Mineral phase and structure changes during roasting of fine-grained carbonaceous gold ores and their effects on gold leaching efficiency

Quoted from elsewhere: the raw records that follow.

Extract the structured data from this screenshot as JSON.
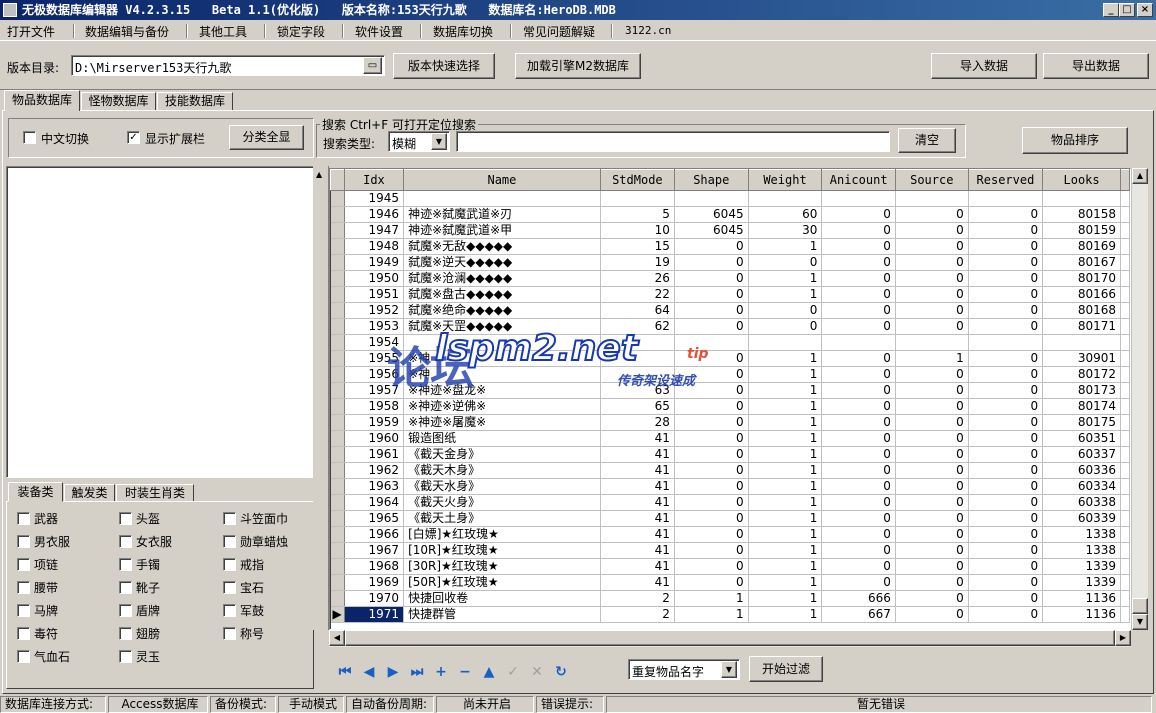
{
  "window": {
    "title": "无极数据库编辑器 V4.2.3.15   Beta 1.1(优化版)   版本名称:153天行九歌   数据库名:HeroDB.MDB",
    "min": "_",
    "max": "□",
    "close": "×"
  },
  "menu": [
    "打开文件",
    "数据编辑与备份",
    "其他工具",
    "锁定字段",
    "软件设置",
    "数据库切换",
    "常见问题解疑",
    "3122.cn"
  ],
  "toolbar": {
    "dir_label": "版本目录:",
    "dir_value": "D:\\Mirserver153天行九歌",
    "quick_select": "版本快速选择",
    "load_engine": "加载引擎M2数据库",
    "import": "导入数据",
    "export": "导出数据"
  },
  "tabs": [
    "物品数据库",
    "怪物数据库",
    "技能数据库"
  ],
  "options": {
    "chinese_switch": "中文切换",
    "show_ext": "显示扩展栏",
    "show_ext_checked": "✓",
    "show_all": "分类全显",
    "item_sort": "物品排序"
  },
  "search": {
    "group_title": "搜索  Ctrl+F 可打开定位搜索",
    "type_label": "搜索类型:",
    "type_value": "模糊",
    "query": "",
    "clear": "清空"
  },
  "category_tabs": [
    "装备类",
    "触发类",
    "时装生肖类"
  ],
  "categories": [
    [
      "武器",
      "头盔",
      "斗笠面巾"
    ],
    [
      "男衣服",
      "女衣服",
      "勋章蜡烛"
    ],
    [
      "项链",
      "手镯",
      "戒指"
    ],
    [
      "腰带",
      "靴子",
      "宝石"
    ],
    [
      "马牌",
      "盾牌",
      "军鼓"
    ],
    [
      "毒符",
      "翅膀",
      "称号"
    ],
    [
      "气血石",
      "灵玉",
      ""
    ]
  ],
  "grid": {
    "columns": [
      "Idx",
      "Name",
      "StdMode",
      "Shape",
      "Weight",
      "Anicount",
      "Source",
      "Reserved",
      "Looks"
    ],
    "rows": [
      [
        "1945",
        "",
        "",
        "",
        "",
        "",
        "",
        "",
        ""
      ],
      [
        "1946",
        "神迹※弑魔武道※刃",
        "5",
        "6045",
        "60",
        "0",
        "0",
        "0",
        "80158"
      ],
      [
        "1947",
        "神迹※弑魔武道※甲",
        "10",
        "6045",
        "30",
        "0",
        "0",
        "0",
        "80159"
      ],
      [
        "1948",
        "弑魔※无敌◆◆◆◆◆",
        "15",
        "0",
        "1",
        "0",
        "0",
        "0",
        "80169"
      ],
      [
        "1949",
        "弑魔※逆天◆◆◆◆◆",
        "19",
        "0",
        "0",
        "0",
        "0",
        "0",
        "80167"
      ],
      [
        "1950",
        "弑魔※沧澜◆◆◆◆◆",
        "26",
        "0",
        "1",
        "0",
        "0",
        "0",
        "80170"
      ],
      [
        "1951",
        "弑魔※盘古◆◆◆◆◆",
        "22",
        "0",
        "1",
        "0",
        "0",
        "0",
        "80166"
      ],
      [
        "1952",
        "弑魔※绝命◆◆◆◆◆",
        "64",
        "0",
        "0",
        "0",
        "0",
        "0",
        "80168"
      ],
      [
        "1953",
        "弑魔※天罡◆◆◆◆◆",
        "62",
        "0",
        "0",
        "0",
        "0",
        "0",
        "80171"
      ],
      [
        "1954",
        "",
        "",
        "",
        "",
        "",
        "",
        "",
        ""
      ],
      [
        "1955",
        "※神",
        "",
        "0",
        "1",
        "0",
        "1",
        "0",
        "30901"
      ],
      [
        "1956",
        "※神",
        "",
        "0",
        "1",
        "0",
        "0",
        "0",
        "80172"
      ],
      [
        "1957",
        "※神迹※盘龙※",
        "63",
        "0",
        "1",
        "0",
        "0",
        "0",
        "80173"
      ],
      [
        "1958",
        "※神迹※逆佛※",
        "65",
        "0",
        "1",
        "0",
        "0",
        "0",
        "80174"
      ],
      [
        "1959",
        "※神迹※屠魔※",
        "28",
        "0",
        "1",
        "0",
        "0",
        "0",
        "80175"
      ],
      [
        "1960",
        "锻造图纸",
        "41",
        "0",
        "1",
        "0",
        "0",
        "0",
        "60351"
      ],
      [
        "1961",
        "《截天金身》",
        "41",
        "0",
        "1",
        "0",
        "0",
        "0",
        "60337"
      ],
      [
        "1962",
        "《截天木身》",
        "41",
        "0",
        "1",
        "0",
        "0",
        "0",
        "60336"
      ],
      [
        "1963",
        "《截天水身》",
        "41",
        "0",
        "1",
        "0",
        "0",
        "0",
        "60334"
      ],
      [
        "1964",
        "《截天火身》",
        "41",
        "0",
        "1",
        "0",
        "0",
        "0",
        "60338"
      ],
      [
        "1965",
        "《截天土身》",
        "41",
        "0",
        "1",
        "0",
        "0",
        "0",
        "60339"
      ],
      [
        "1966",
        "[白嫖]★红玫瑰★",
        "41",
        "0",
        "1",
        "0",
        "0",
        "0",
        "1338"
      ],
      [
        "1967",
        "[10R]★红玫瑰★",
        "41",
        "0",
        "1",
        "0",
        "0",
        "0",
        "1338"
      ],
      [
        "1968",
        "[30R]★红玫瑰★",
        "41",
        "0",
        "1",
        "0",
        "0",
        "0",
        "1339"
      ],
      [
        "1969",
        "[50R]★红玫瑰★",
        "41",
        "0",
        "1",
        "0",
        "0",
        "0",
        "1339"
      ],
      [
        "1970",
        "快捷回收卷",
        "2",
        "1",
        "1",
        "666",
        "0",
        "0",
        "1136"
      ],
      [
        "1971",
        "快捷群管",
        "2",
        "1",
        "1",
        "667",
        "0",
        "0",
        "1136"
      ]
    ],
    "selected_row": 26
  },
  "watermark": {
    "main": "lspm2.net",
    "sub": "论坛",
    "tip": "tip",
    "slogan": "传奇架设速成"
  },
  "bottom": {
    "filter_value": "重复物品名字",
    "start_filter": "开始过滤"
  },
  "status": [
    "数据库连接方式:",
    "Access数据库",
    "备份模式:",
    "手动模式",
    "自动备份周期:",
    "尚未开启",
    "错误提示:",
    "暂无错误"
  ]
}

While roasting has been widely applied to reduce the negative effect of carbonaceous matters on gold extraction from fine-grained carbonaceous gold ores, the phase and structure changes of minerals during roasting and their influences on the leaching rate of gold have not been fully understood. This limits the extraction of carbonaceous gold deposits. The current work examines the oxidation process of a fine-grained carbonaceous gold ore during roasting using a range of techniques including X-ray diffraction (XRD), scanning electron microscopy (SEM), Energy Dispersive Spectrometer (EDS) analysis and pore structure analysis together with gold leaching tests. The results show that during the process of oxidative roasting, the carbonaceous matters (organic carbon and graphitic carbon) and pyrite were completely decomposed at 600 degrees C with the carbonaceous components burned and pyrite oxidized into hematite. At 650 degrees C, while dolomite was decomposed into calcia, magnesia, calcium sulfate etc., the calcine structure became loose and porous, leading to a high gold leaching rate from the roasted product Above 750 degrees C, the porous calcite structure started to collapse along with the agglomeration, leading to the secondary encapsulation of gold particles, which contributed to the sharp drop in the gold leaching rate of the roasted product. This study suggests optimum phase and structure changes of minerals during roasting to achieve maximum gold extraction from fine-grained carbonaceous gold deposits. (C) 2018 The Chemical Industry and Engineering Society of China, and Chemical Industry Press Co., Ltd. All rights reserved.